Is it Lame to Join a Book Club?
“Many people, myself among them, feel better at the mere sight of a book”
An existential question of our modern culture: is it lame to want to join a book club?
The desire about joining seems too old-fashioned. Book clubs are akin to knitting circles—full of graying genteel grandmothers politely gossiping (or at least that’s the perception). Who in their right mind would find interest in such a stodgy old meeting merely to discuss books? Especially in your 20’s when you’re supposed to be young, wild, and free? How lame! Bookworm!
Still, the thought of a book club holds great appeal to me. Admittedly, I am bookish. I spend a great deal of my free time reading. After college, I found that I greatly missed the intellectual discussions surrounding books and ideas. Aren’t college classes, in some sense, a kind of book club?
Maybe in fact I am the perfect candidate for a book club. My appetite for intellectual stimulation is tremendous. It’s a need to satisfy that I just can’t scratch in other ways. My mind needs the mental exercise, and it’s much better when the workout is shared.
But it’s not just the intellectual part I am drawn to…
Back in Australia, when I was living out of a van and driving around on a quest for fruit, I happened to overhear a news program on the radio that caught my attention. The news story was about a wave of young people joining book clubs. Contrary to my perceived notions that book clubs are for elderly women discussing harlequin romance, this radio piece detailed how a growing number of millennials are joining book clubs for both the intellectual stimulation and social comradery.
Me, driving aimlessly around a continent, had an epiphany: a book club is exactly what I’m looking for.
Well, not a book club specifically, but it does perhaps provide the best example.
For, it was not just the intellectual discussions inherent in book clubs that I’d been craving during my ramblings. Equally, it was the social aspect to the club. To have a group of friends who are interested in that kind of thing? How awesome! How radical to commit to doing something noticeably unhip like reading and discussing a book with a group of people. And what’s more, to follow through with the commitment. And then to keep following through…
Because joining a book club is not a one-off fix. It’s not solely just reading one book with a group of people to satisfy a craving. Fundamentally, it’s the longer-term idea of being part of a group through the long-haul. Through both the ups and the downs, through the Moby Dicks and the Twilights.
This need for belonging doesn’t have to occur solely through book clubs either. Fulfillment could be found in many places, like a service club, a volunteer organization, or sports in the park. For me, the point is to be committed to something greater than myself. Arguably, a book club might not be too much greater than yourself, but it is particularly symbolic of making a commitment to a group of people and then following through with it.
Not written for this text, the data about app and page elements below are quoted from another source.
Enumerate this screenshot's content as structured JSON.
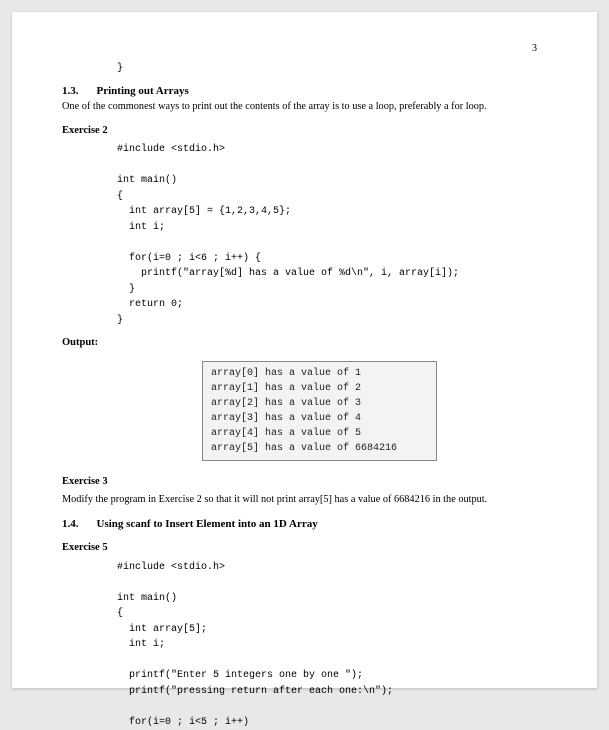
{
  "page_number": "3",
  "leading_brace": "}",
  "section_1_3": {
    "number": "1.3.",
    "title": "Printing out Arrays",
    "body": "One of the commonest ways to print out the contents of the array is to use a loop, preferably a for loop."
  },
  "exercise2": {
    "label": "Exercise 2",
    "code": "#include <stdio.h>\n\nint main()\n{\n  int array[5] = {1,2,3,4,5};\n  int i;\n\n  for(i=0 ; i<6 ; i++) {\n    printf(\"array[%d] has a value of %d\\n\", i, array[i]);\n  }\n  return 0;\n}"
  },
  "output": {
    "label": "Output:",
    "text": "array[0] has a value of 1\narray[1] has a value of 2\narray[2] has a value of 3\narray[3] has a value of 4\narray[4] has a value of 5\narray[5] has a value of 6684216"
  },
  "exercise3": {
    "label": "Exercise 3",
    "body": "Modify the program in Exercise 2 so that it will not print array[5] has a value of 6684216 in the output."
  },
  "section_1_4": {
    "number": "1.4.",
    "title": "Using scanf to Insert Element into an 1D Array"
  },
  "exercise5": {
    "label": "Exercise 5",
    "code": "#include <stdio.h>\n\nint main()\n{\n  int array[5];\n  int i;\n\n  printf(\"Enter 5 integers one by one \");\n  printf(\"pressing return after each one:\\n\");\n\n  for(i=0 ; i<5 ; i++)"
  }
}
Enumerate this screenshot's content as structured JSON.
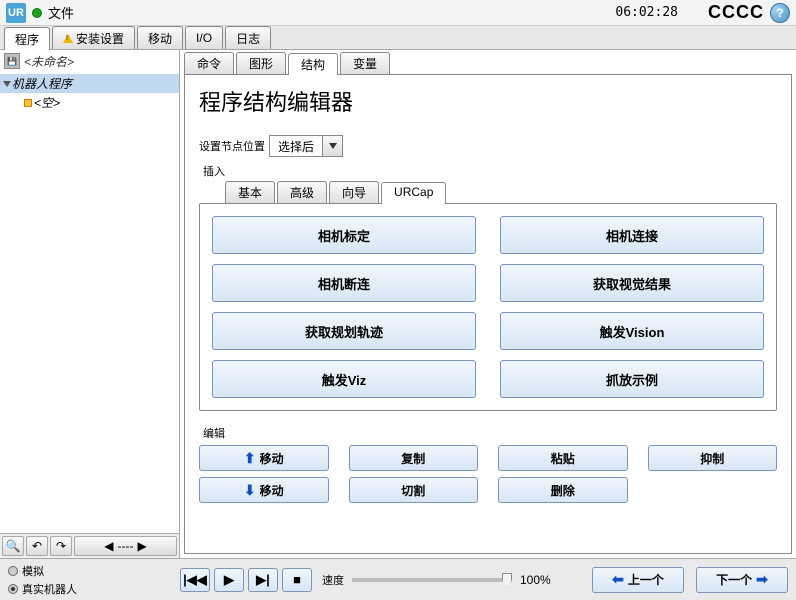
{
  "topbar": {
    "file": "文件",
    "clock": "06:02:28",
    "cccc": "CCCC",
    "help": "?"
  },
  "main_tabs": {
    "program": "程序",
    "install": "安装设置",
    "move": "移动",
    "io": "I/O",
    "log": "日志"
  },
  "left": {
    "doc_title": "<未命名>",
    "tree": {
      "root": "机器人程序",
      "empty": "<空>"
    },
    "magnifier": "🔍"
  },
  "rp_tabs": {
    "cmd": "命令",
    "graphic": "图形",
    "struct": "结构",
    "var": "变量"
  },
  "editor": {
    "title": "程序结构编辑器",
    "pos_label": "设置节点位置",
    "pos_value": "选择后",
    "insert_label": "插入",
    "insert_tabs": {
      "basic": "基本",
      "adv": "高级",
      "wizard": "向导",
      "urcap": "URCap"
    },
    "buttons": {
      "b0": "相机标定",
      "b1": "相机连接",
      "b2": "相机断连",
      "b3": "获取视觉结果",
      "b4": "获取规划轨迹",
      "b5": "触发Vision",
      "b6": "触发Viz",
      "b7": "抓放示例"
    },
    "edit_label": "编辑",
    "edit_buttons": {
      "move_up": "移动",
      "move_down": "移动",
      "copy": "复制",
      "cut": "切割",
      "paste": "粘贴",
      "delete": "删除",
      "suppress": "抑制"
    }
  },
  "bottom": {
    "sim": "模拟",
    "real": "真实机器人",
    "speed_label": "速度",
    "speed_value": "100%",
    "prev": "上一个",
    "next": "下一个"
  }
}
And what transient can dare make a commitment to something as far-reaching as a book club? Here today, gone tomorrow. Never in one place long enough to finish a good read. It’s the notion of committing to a club, that idea of rootedness, where the bulk of the appeal lies. Personally, I find it unfortunate that I seldom stay in one place long enough to make it through one book, let alone sustain a book club.
So is it lame to want to join a book club? Not in my book.